Spatial Thinking with Sand and Gravel - 28/07/2015

5th EMSAGG Conference, Delft, the Netherlands

Editorial manager, Hydro International

The European Marine Sand and Gravel Group (EMSAGG) held its 5th conference on 4 and 5 June 2015 in Delft, the Netherlands. More than 100 delegates from eight countries gathered at the auditorium of Deltares, that kindly hosted the event. An array of speakers updated the audience on monitoring and impact of sand and gravel extraction, technologies and developments and spatial planning aspects. On 5 June, the Sand Engine attached to the North Sea coastline in the Netherlands was a highlight and well worth a visit.

The challenges of extraction of sand and gravel off the Dutch, Belgian and UK coasts were the subject of contributions by respectively Ad Stolk (Rijkswaterstaat, the Netherlands), M. Roche (FPS Economy, Continental Shelf Company, Belgium) and Keith Cooper (CEFAS, UK). Tommer Vermaas (Deltares,the Netherlands) showed a detailed analysis of dredging and sedimentation patterns in the Maasgeul near Rotterdam, the Netherlands.

Objects in the Sand

Large objects were the subject of the next contributions: UXO was highlighted by Merijn Terlou of Abeco, the Netherlands, followed by Robert Langman of MarineSpace UK talking about identification and handling boulders. Vera van Lancker gave an insight into the status of EMODNET as a digital platform for the sharing and quantifying of information.


The link to marine spatial planning was quickly made using this ‘bridge’. Brigitte Lauwaert elaborated on the Belgian approach of planning in their part of the North Sea. Nick Everington and Olivia Thomas of Crown Estate highlighted the way in which the UK is optimising and innovating for using marine aggregates. Sean Leake (GoBe Consultants, UK) added to this the cooperation with the industry, even creating a win-win situation.

Panel Discussion

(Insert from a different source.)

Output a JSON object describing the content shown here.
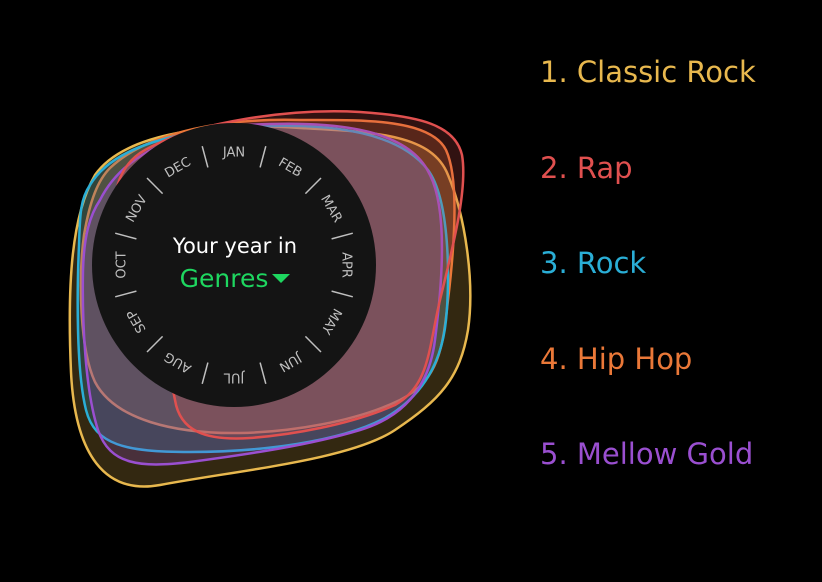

The panel discussion between the session chairs generated many questions from the audience and a lively discussion on various aspects presented during the day ensued. Especially the mapping of unexploded ordnance and the consequences of removal, and practical aspects of spatial planning were discussed regularly.
It was at that point that EMSAGG president Cees Laban concluded that the day had added to the knowledge of the participants and forged relationships between them. He emphasised after the conference: “the growing demand of marine sand and gravel and increased use of the seabed space by infrastructural works together with EU and national legislations claiming protected areas, is asking for cross border planning of the available resources, and in-depth studies of the seabed characteristics and processes. This 5th EMSAGG conference provided the audience with insight in the latest developments by speakers from the industry, institutes and governmental agencies. The great involvement of the participants during the panel discussions made this conference a great success and a step towards the key theme ‘Finding Common Ground’.”

Sand Engine Project Visit

On 5 June 2015, as part of the European Marine Sand and Gravel Conference, delegates from across Europe travelled to the Sand Engine coastal protection project on the Dutch coastline.
The day opened with presentations by Deltares scientists Bert van Der Valk and Arjen Luijendijk who outlined the initial concept, the construction process and the ongoing monitoring, analysis and research of the development of this innovative coastal protection project.


The Sand Engine is a pilot project for an innovative method of coastal protection. The Sand Engine (also known as Sand Motor) is a huge volume of sand that was applied along the coast of Zuid-Holland at Ter Heijde in 2011. The Sand Motor will gradually change in shape and will eventually be fully incorporated into the dunes and the beach, as waves and currents spread the sand naturally along the coastline.


Building with Nature is an ongoing research project that examines how to utilise natural processes and provide opportunities for nature while achieving a hydraulic infrastructure. The work in the programme is carried out by the EcoShape consortium that consists of private parties, government organisations and research institutes.

Last updated: 29/03/2020